Community based charities in the North are key to tackling regional inequalities, say the St Vincent de Paul Society

The St Vincent de Paul Society (England & Wales) has published a report that highlights the faith-based charity’s vital role in delivering locally-based support to ‘left behind’ communities.The research – From the Frontline – Tackling Regional Inequalities from the Ground Up – provides a snapshot of the St Vincent de Paul Society’s (SVP) community-based ‘levelling up’ work in 10 regional centres and through locally-based volunteer members, working in 17 of the 20 most deprived communities in England.
The report highlights: A 49 percent increase in the number of requests for help to SVP’s support line, nearly 2300 in the last 12 months, showing an alarming trend of reliance on charities like SVP to deliver frontline services.
In 2022-23 we provided 80,000 meals in our St Vincent’s centres and supported 19,000 people through our foodbanks – an unprecedented level of need
The need to adopt a long-term, bottom-up, rather than a top-down, approach that is rooted in local communities’ lived experiences and social and cultural contexts, if tackling regional inequalities is to be successful.
Government action to rethink its model of delivering local services, through an evaluation of who is delivering local services and how that is being funded.
Elizabeth Palmer, CEO, St Vincent de Paul Society said:” This report amplifies our belief that successful levelling up intervention lies in a wraparound and person-centred approach that can be delivered locally. As a faith-based organisation that is rooted in communities across the country, our blend of tailored local services boosts equality, provides opportunities, supports wellbeing and promotes a sense of community.”
The recommendations in the report, released in an election year, calls on policy makers to tackle regional inequalities in the following ways:
Strengthen the social security system and help people meet their aspirations.  A strong and reliable social security safety net is essential to address regional inequalities and support people in ‘left behind’ neighbourhoods.
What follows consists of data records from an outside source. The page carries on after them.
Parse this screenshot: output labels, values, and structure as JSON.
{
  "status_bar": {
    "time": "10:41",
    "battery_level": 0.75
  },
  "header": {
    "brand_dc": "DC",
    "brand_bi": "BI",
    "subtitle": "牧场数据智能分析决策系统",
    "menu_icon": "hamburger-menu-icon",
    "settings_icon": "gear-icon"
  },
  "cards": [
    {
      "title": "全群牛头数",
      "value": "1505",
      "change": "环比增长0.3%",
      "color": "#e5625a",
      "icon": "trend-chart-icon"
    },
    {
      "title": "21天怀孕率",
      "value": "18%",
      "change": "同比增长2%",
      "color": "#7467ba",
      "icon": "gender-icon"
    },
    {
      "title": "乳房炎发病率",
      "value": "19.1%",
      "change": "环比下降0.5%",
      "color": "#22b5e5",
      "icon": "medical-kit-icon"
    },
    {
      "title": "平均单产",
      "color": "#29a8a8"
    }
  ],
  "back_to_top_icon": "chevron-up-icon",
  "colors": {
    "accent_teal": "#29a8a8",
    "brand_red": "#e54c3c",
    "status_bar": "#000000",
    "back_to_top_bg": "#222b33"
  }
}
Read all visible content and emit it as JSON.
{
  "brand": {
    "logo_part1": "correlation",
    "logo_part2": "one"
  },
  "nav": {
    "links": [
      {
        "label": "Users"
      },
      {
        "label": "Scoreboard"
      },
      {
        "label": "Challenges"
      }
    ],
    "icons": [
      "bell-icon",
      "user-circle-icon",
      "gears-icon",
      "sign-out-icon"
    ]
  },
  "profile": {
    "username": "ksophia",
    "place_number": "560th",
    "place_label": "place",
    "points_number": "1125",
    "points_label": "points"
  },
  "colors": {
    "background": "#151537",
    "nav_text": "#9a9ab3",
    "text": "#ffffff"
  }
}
Recognise the role charities play in delivering national and local services and review the current model of delivering services for communities. Charities are increasingly delivering services previously provided by state agencies, Local Authorities (LA) and the National Health Service. If national and regional inequalities are to be tackled, the role charities play in tackling poverty must be acknowledged.
Devolve power and funding to local decision-makers. We believe that the key to the success of a long-term strategy to address national and regional inequalities is to help local stakeholders deliver what’s needed by working closely with them – drawing on their knowledge and insight of local challenges and solutions.
The St Vincent de Paul Society (England & Wales) is part of an international Christian voluntary network dedicated to tackling poverty. For the last 180 years we have been working to tackle poverty and its causes by bringing a blend of services and support to people in need in our local communities.

SVP Chorley Buddies, based in Chorley, Lancashire, are a community group run by SVP staff, members and local volunteers. They provide a food poverty support service by running five weekly Good Food Clubs in different areas of the town that help around 1,100 people each week. Clubs’ members pay £10 to join and £5 every time they visit one of the clubs. Every week the club offers an affordable shopping basket that includes a wide range of products such as fresh fruit and vegetables, frozen and tinned food, rice and pasta, bread, cereals, personal hygiene products, and clothing and household items.

St Vincent’s Newcastle, based in the Byker area of the city, provides wraparound support for local people, including food clubs, a warm space that provides hot meals and mental health and wellbeing activities. The centre also help people gain the confidence and workplace skills needed for paid employment, by hosting people referred to them by the Department for Work and Pensions (DWP) Jobcentre Plus, on job placements.  The placements are shaped around individuals’ strengths, interests and development. The centre tries to give people the opportunity to work in different areas and tasks that enable self-development and confidence-building tailored for them.
 A copy of the report From the Frontline – Tackling Regional Inequalities from the Ground Up can be downloaded from our website:   For interviews please contact Media Communication Officer Megan Lawrence at [email protected] or on 07842409302 OR Head of Communications Faith Mall at [email protected],uk or on 07747 062932